So taking all things into consideration, I was told to report back to the Council advising them of the result of the conference, and of my advice on how to proceed with the road construction.
I was asked to supply District HQ with a copy of my advice to the council.

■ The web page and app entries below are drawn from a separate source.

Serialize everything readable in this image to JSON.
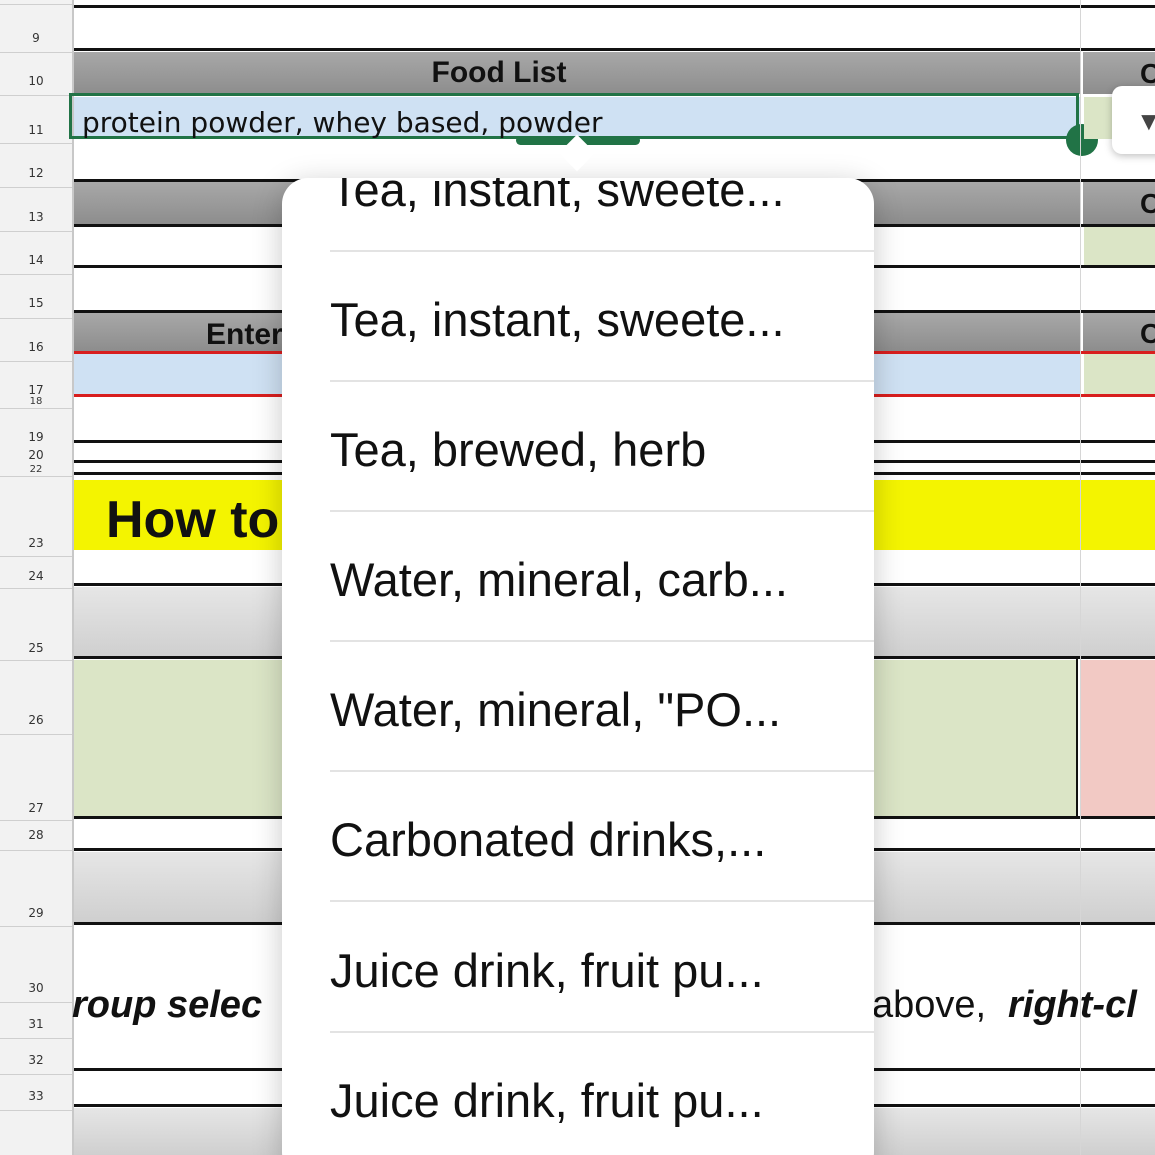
{
  "row_numbers": [
    "9",
    "10",
    "11",
    "12",
    "13",
    "14",
    "15",
    "16",
    "17",
    "18",
    "19",
    "20",
    "22",
    "23",
    "24",
    "25",
    "26",
    "27",
    "28",
    "29",
    "30",
    "31",
    "32",
    "33"
  ],
  "food_list_header": "Food List",
  "selected_cell_value": "protein powder, whey based, powder",
  "enter_label": "Enter",
  "how_to_label": "How to",
  "group_select_text": "roup selec",
  "above_text": "above,",
  "right_click_text": "right-cl",
  "right_col_letter": "C",
  "dropdown_items": [
    "Tea, instant, sweete...",
    "Tea, instant, sweete...",
    "Tea, brewed, herb",
    "Water, mineral, carb...",
    "Water, mineral, \"PO...",
    "Carbonated drinks,...",
    "Juice drink, fruit pu...",
    "Juice drink, fruit pu..."
  ],
  "colors": {
    "header_gray": "#9a9a9a",
    "selected_cell_bg": "#cfe1f3",
    "selection_border": "#217346",
    "highlight_yellow": "#f4f400",
    "input_green": "#dbe5c6",
    "alert_pink": "#f2c9c4",
    "red_border": "#d81e1e"
  }
}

So I did, and I attach a copy of that advice here.
However, I have to tell you that like Saint Paul when he wrote to the Corinthians, there was no reply.
There were Messrs Galloway, and Hardy,
And Tom Leahy from the House,
And Simpson down from Wantoat,
And Spreag the former scouse.
Came Julian Lee from PWD,
And Biltris from the pub,
All politicians, technocrats,
Or kiaps from the scrub.
Our task was pure and simple,
To decide what sort of load,
Should eventually traverse
The Wantoat - Leron road.
But Spreag confused the issue,
By declaring kiaps lazy,
With insults, threats and loud abuse,
And arguments plain crazy.
The issue then became obscured,
And logic soon was lost,
And a decision made to build the road,
At enormous senseless cost
Within a year it will collapse,
To a narrow walking track,
And no amount of shovel work
Will bring the road then back.
This decision does not bind you,
And I suggest you do not heed it,
But build instead a walking track,
And expand this when you need it.
Pay no attention to demands,
As to what should be the mode,
But do whatever you think best,
On the Wantoat - Leron road.
The outcome, of course, was predictable.
In Chips’ own words, “And then I was transferred to Menyamya”.